90 Minutes

Originally Aired
August 29, 2019

Diana Faugno
Diana Faugno, MSN, RN, CPN, SANE-A, SANE-P, FAAFS, DF-IAFN, DF-AFN
Board Treasurer and Founding Director, EVAWI, Forensic Registered Nurse Consultant

The purpose of this webinar is to provide step by step instructions for providing a suspect examination with evidence collected by a forensic nurse. The timing of the suspect examination and maintaining the chain of custody will be discussed. Examples of Evidence collection, using a Suspect Evidence Collection Kit, will illustrate how to collect fingernail cuttings and swabs from the hands/fingers and mouth when appropriate. The presenter will go over the literature and the use of an ALS light for scanning the suspect’s body. The presenter will also highlight the purpose of photographs, and recommendations for best practices regarding medical records, storage and law enforcement access for these forensic exams.

Finally, a case presentation will tie all the elements together for the participants. Resources such as EVAW’s OLTI module on the Forensic Examination of Sexual Assault Victims and Suspects will be available for participants.

Objectives

As a result of this webinar, participants will be better able to:
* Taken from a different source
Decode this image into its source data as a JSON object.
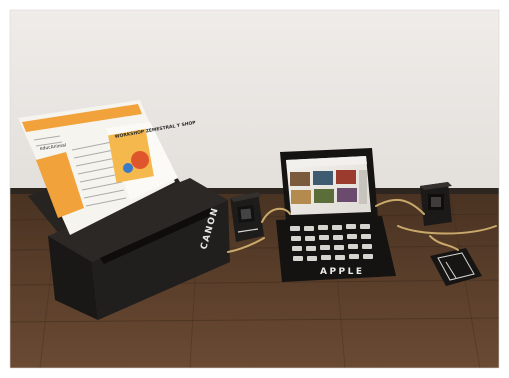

  • Give several case examples of when a suspect examination should be considered
  • Describe the importance of the types of evidence that can be collected from suspects, using a case example
  • List the steps the examiner would follow in a suspect examination
  • Identify several procedures that should be considered to ensure the safety of the forensic examiner

CONTINUING EDUCATION (NURSES ONLY)
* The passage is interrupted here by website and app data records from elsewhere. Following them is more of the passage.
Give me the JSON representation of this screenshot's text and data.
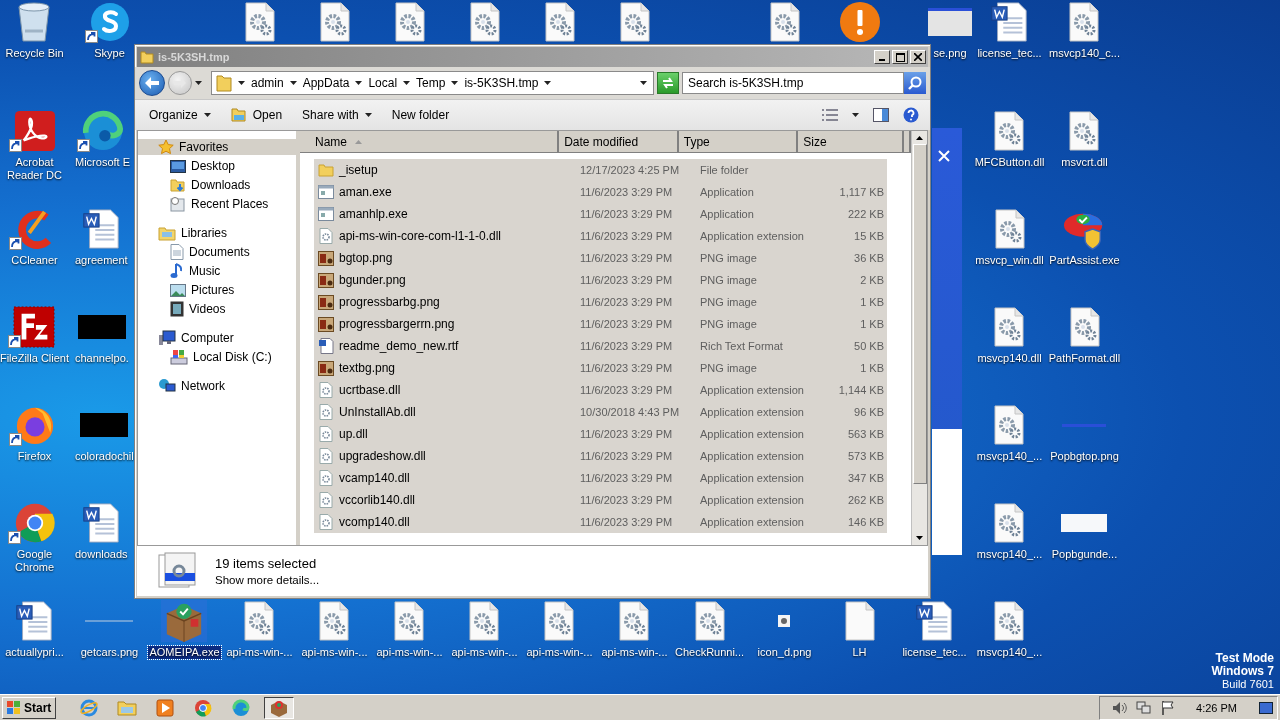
{
  "desktop": {
    "columns": [
      [
        {
          "label": "Recycle Bin",
          "kind": "recycle",
          "shortcut": false,
          "selected": false
        },
        {
          "label": "Acrobat Reader DC",
          "kind": "acrobat",
          "shortcut": true,
          "selected": false
        },
        {
          "label": "CCleaner",
          "kind": "ccleaner",
          "shortcut": true,
          "selected": false
        },
        {
          "label": "FileZilla Client",
          "kind": "filezilla",
          "shortcut": true,
          "selected": false
        },
        {
          "label": "Firefox",
          "kind": "firefox",
          "shortcut": true,
          "selected": false
        },
        {
          "label": "Google Chrome",
          "kind": "chrome",
          "shortcut": true,
          "selected": false
        },
        {
          "label": "actuallypri...",
          "kind": "word",
          "shortcut": false,
          "selected": false
        }
      ],
      [
        {
          "label": "Skype",
          "kind": "skype",
          "shortcut": true,
          "selected": false
        },
        {
          "label": "Microsoft E",
          "kind": "edge",
          "shortcut": true,
          "selected": false,
          "cut_right": true
        },
        {
          "label": "agreement",
          "kind": "word",
          "shortcut": false,
          "selected": false,
          "cut_right": true
        },
        {
          "label": "channelpo.",
          "kind": "black-image",
          "shortcut": false,
          "selected": false,
          "cut_right": true
        },
        {
          "label": "coloradochil",
          "kind": "black-image",
          "shortcut": false,
          "selected": false,
          "cut_right": true
        },
        {
          "label": "downloads",
          "kind": "word",
          "shortcut": false,
          "selected": false,
          "cut_right": true
        },
        {
          "label": "getcars.png",
          "kind": "blank-image",
          "shortcut": false,
          "selected": false
        }
      ],
      [
        null,
        null,
        null,
        null,
        null,
        null,
        {
          "label": "AOMEIPA.exe",
          "kind": "aomei",
          "shortcut": false,
          "selected": true
        }
      ],
      [
        {
          "kind": "dll",
          "shortcut": false,
          "selected": false
        },
        null,
        null,
        null,
        null,
        null,
        {
          "label": "api-ms-win-...",
          "kind": "dll",
          "shortcut": false,
          "selected": false
        }
      ],
      [
        {
          "kind": "dll",
          "shortcut": false,
          "selected": false
        },
        null,
        null,
        null,
        null,
        null,
        {
          "label": "api-ms-win-...",
          "kind": "dll",
          "shortcut": false,
          "selected": false
        }
      ],
      [
        {
          "kind": "dll",
          "shortcut": false,
          "selected": false
        },
        null,
        null,
        null,
        null,
        null,
        {
          "label": "api-ms-win-...",
          "kind": "dll",
          "shortcut": false,
          "selected": false
        }
      ],
      [
        {
          "kind": "dll",
          "shortcut": false,
          "selected": false
        },
        null,
        null,
        null,
        null,
        null,
        {
          "label": "api-ms-win-...",
          "kind": "dll",
          "shortcut": false,
          "selected": false
        }
      ],
      [
        {
          "kind": "dll",
          "shortcut": false,
          "selected": false
        },
        null,
        null,
        null,
        null,
        null,
        {
          "label": "api-ms-win-...",
          "kind": "dll",
          "shortcut": false,
          "selected": false
        }
      ],
      [
        {
          "kind": "dll",
          "shortcut": false,
          "selected": false
        },
        null,
        null,
        null,
        null,
        null,
        {
          "label": "api-ms-win-...",
          "kind": "dll",
          "shortcut": false,
          "selected": false
        }
      ],
      [
        null,
        null,
        null,
        null,
        null,
        null,
        {
          "label": "CheckRunni...",
          "kind": "dll",
          "shortcut": false,
          "selected": false
        }
      ],
      [
        {
          "kind": "dll",
          "shortcut": false,
          "selected": false
        },
        null,
        null,
        null,
        null,
        null,
        {
          "label": "icon_d.png",
          "kind": "dot-image",
          "shortcut": false,
          "selected": false
        }
      ],
      [
        {
          "kind": "alert",
          "shortcut": false,
          "selected": false
        },
        null,
        null,
        null,
        null,
        null,
        {
          "label": "LH",
          "kind": "blank-file",
          "shortcut": false,
          "selected": false
        }
      ],
      [
        {
          "label": "se.png",
          "kind": "gray-image",
          "shortcut": false,
          "selected": false,
          "cut_left": true
        },
        null,
        null,
        null,
        null,
        null,
        {
          "label": "license_tec...",
          "kind": "word",
          "shortcut": false,
          "selected": false
        }
      ],
      [
        {
          "label": "license_tec...",
          "kind": "word",
          "shortcut": false,
          "selected": false
        },
        {
          "label": "MFCButton.dll",
          "kind": "dll",
          "shortcut": false,
          "selected": false
        },
        {
          "label": "msvcp_win.dll",
          "kind": "dll",
          "shortcut": false,
          "selected": false
        },
        {
          "label": "msvcp140.dll",
          "kind": "dll",
          "shortcut": false,
          "selected": false
        },
        {
          "label": "msvcp140_...",
          "kind": "dll",
          "shortcut": false,
          "selected": false
        },
        {
          "label": "msvcp140_...",
          "kind": "dll",
          "shortcut": false,
          "selected": false
        },
        {
          "label": "msvcp140_...",
          "kind": "dll",
          "shortcut": false,
          "selected": false
        }
      ],
      [
        {
          "label": "msvcp140_c...",
          "kind": "dll",
          "shortcut": false,
          "selected": false
        },
        {
          "label": "msvcrt.dll",
          "kind": "dll",
          "shortcut": false,
          "selected": false
        },
        {
          "label": "PartAssist.exe",
          "kind": "partassist",
          "shortcut": false,
          "selected": false
        },
        {
          "label": "PathFormat.dll",
          "kind": "dll",
          "shortcut": false,
          "selected": false
        },
        {
          "label": "Popbgtop.png",
          "kind": "line-image",
          "shortcut": false,
          "selected": false
        },
        {
          "label": "Popbgunde...",
          "kind": "white-image",
          "shortcut": false,
          "selected": false
        },
        null
      ]
    ],
    "edition": [
      "Test Mode",
      "Windows 7",
      "Build 7601"
    ]
  },
  "window": {
    "title": "is-5K3SH.tmp",
    "breadcrumbs": [
      "admin",
      "AppData",
      "Local",
      "Temp",
      "is-5K3SH.tmp"
    ],
    "search": {
      "placeholder": "Search is-5K3SH.tmp"
    },
    "toolbar": [
      {
        "label": "Organize",
        "kind": "menu"
      },
      {
        "label": "Open",
        "kind": "open"
      },
      {
        "label": "Share with",
        "kind": "menu"
      },
      {
        "label": "New folder",
        "kind": "plain"
      }
    ],
    "nav": [
      {
        "label": "Favorites",
        "kind": "favorites",
        "selected": true,
        "children": [
          {
            "label": "Desktop",
            "kind": "desktop",
            "selected": false
          },
          {
            "label": "Downloads",
            "kind": "downloads",
            "selected": false
          },
          {
            "label": "Recent Places",
            "kind": "recent",
            "selected": false
          }
        ]
      },
      {
        "label": "Libraries",
        "kind": "libraries",
        "selected": false,
        "children": [
          {
            "label": "Documents",
            "kind": "documents",
            "selected": false
          },
          {
            "label": "Music",
            "kind": "music",
            "selected": false
          },
          {
            "label": "Pictures",
            "kind": "pictures",
            "selected": false
          },
          {
            "label": "Videos",
            "kind": "videos",
            "selected": false
          }
        ]
      },
      {
        "label": "Computer",
        "kind": "computer",
        "selected": false,
        "children": [
          {
            "label": "Local Disk (C:)",
            "kind": "disk",
            "selected": false
          }
        ]
      },
      {
        "label": "Network",
        "kind": "network",
        "selected": false
      }
    ],
    "columns": [
      "Name",
      "Date modified",
      "Type",
      "Size"
    ],
    "files": [
      {
        "name": "_isetup",
        "kind": "folder",
        "date": "12/17/2023 4:25 PM",
        "type": "File folder",
        "selected": true
      },
      {
        "name": "aman.exe",
        "kind": "exe",
        "date": "11/6/2023 3:29 PM",
        "type": "Application",
        "size": "1,117 KB",
        "selected": true
      },
      {
        "name": "amanhlp.exe",
        "kind": "exe",
        "date": "11/6/2023 3:29 PM",
        "type": "Application",
        "size": "222 KB",
        "selected": true
      },
      {
        "name": "api-ms-win-core-com-l1-1-0.dll",
        "kind": "dll",
        "date": "11/6/2023 3:29 PM",
        "type": "Application extension",
        "size": "15 KB",
        "selected": true
      },
      {
        "name": "bgtop.png",
        "kind": "png",
        "date": "11/6/2023 3:29 PM",
        "type": "PNG image",
        "size": "36 KB",
        "selected": true
      },
      {
        "name": "bgunder.png",
        "kind": "png",
        "date": "11/6/2023 3:29 PM",
        "type": "PNG image",
        "size": "2 KB",
        "selected": true
      },
      {
        "name": "progressbarbg.png",
        "kind": "png",
        "date": "11/6/2023 3:29 PM",
        "type": "PNG image",
        "size": "1 KB",
        "selected": true
      },
      {
        "name": "progressbargerrn.png",
        "kind": "png",
        "date": "11/6/2023 3:29 PM",
        "type": "PNG image",
        "size": "1 KB",
        "selected": true
      },
      {
        "name": "readme_demo_new.rtf",
        "kind": "rtf",
        "date": "11/6/2023 3:29 PM",
        "type": "Rich Text Format",
        "size": "50 KB",
        "selected": true
      },
      {
        "name": "textbg.png",
        "kind": "png",
        "date": "11/6/2023 3:29 PM",
        "type": "PNG image",
        "size": "1 KB",
        "selected": true
      },
      {
        "name": "ucrtbase.dll",
        "kind": "dll",
        "date": "11/6/2023 3:29 PM",
        "type": "Application extension",
        "size": "1,144 KB",
        "selected": true
      },
      {
        "name": "UnInstallAb.dll",
        "kind": "dll",
        "date": "10/30/2018 4:43 PM",
        "type": "Application extension",
        "size": "96 KB",
        "selected": true
      },
      {
        "name": "up.dll",
        "kind": "dll",
        "date": "11/6/2023 3:29 PM",
        "type": "Application extension",
        "size": "563 KB",
        "selected": true
      },
      {
        "name": "upgradeshow.dll",
        "kind": "dll",
        "date": "11/6/2023 3:29 PM",
        "type": "Application extension",
        "size": "573 KB",
        "selected": true
      },
      {
        "name": "vcamp140.dll",
        "kind": "dll",
        "date": "11/6/2023 3:29 PM",
        "type": "Application extension",
        "size": "347 KB",
        "selected": true
      },
      {
        "name": "vccorlib140.dll",
        "kind": "dll",
        "date": "11/6/2023 3:29 PM",
        "type": "Application extension",
        "size": "262 KB",
        "selected": true
      },
      {
        "name": "vcomp140.dll",
        "kind": "dll",
        "date": "11/6/2023 3:29 PM",
        "type": "Application extension",
        "size": "146 KB",
        "selected": true
      }
    ],
    "details": {
      "count": "19 items selected",
      "link": "Show more details..."
    }
  },
  "taskbar": {
    "start": "Start",
    "apps": [
      {
        "kind": "ie",
        "active": false
      },
      {
        "kind": "folder",
        "active": false
      },
      {
        "kind": "media",
        "active": false
      },
      {
        "kind": "chrome",
        "active": false
      },
      {
        "kind": "edge",
        "active": false
      },
      {
        "kind": "aomei",
        "active": true
      }
    ],
    "clock": "4:26 PM"
  }
}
EVAWI is approved by the California Board of Registered Nursing to provide Continuing Education contact hours for nurses (Provider #15641). 

Registered Nurses may purchase 1.5 contact hours after completing this webinar.


This project is supported by Grant No. 2018-TA-AX-K032 awarded by the Office on Violence Against Women, U.S. Department of Justice. The opinions, findings, conclusions, and recommendations expressed in this publication/program are those of the authors and do not necessarily reflect the views of the Department of Justice, Office on Violence Against Women.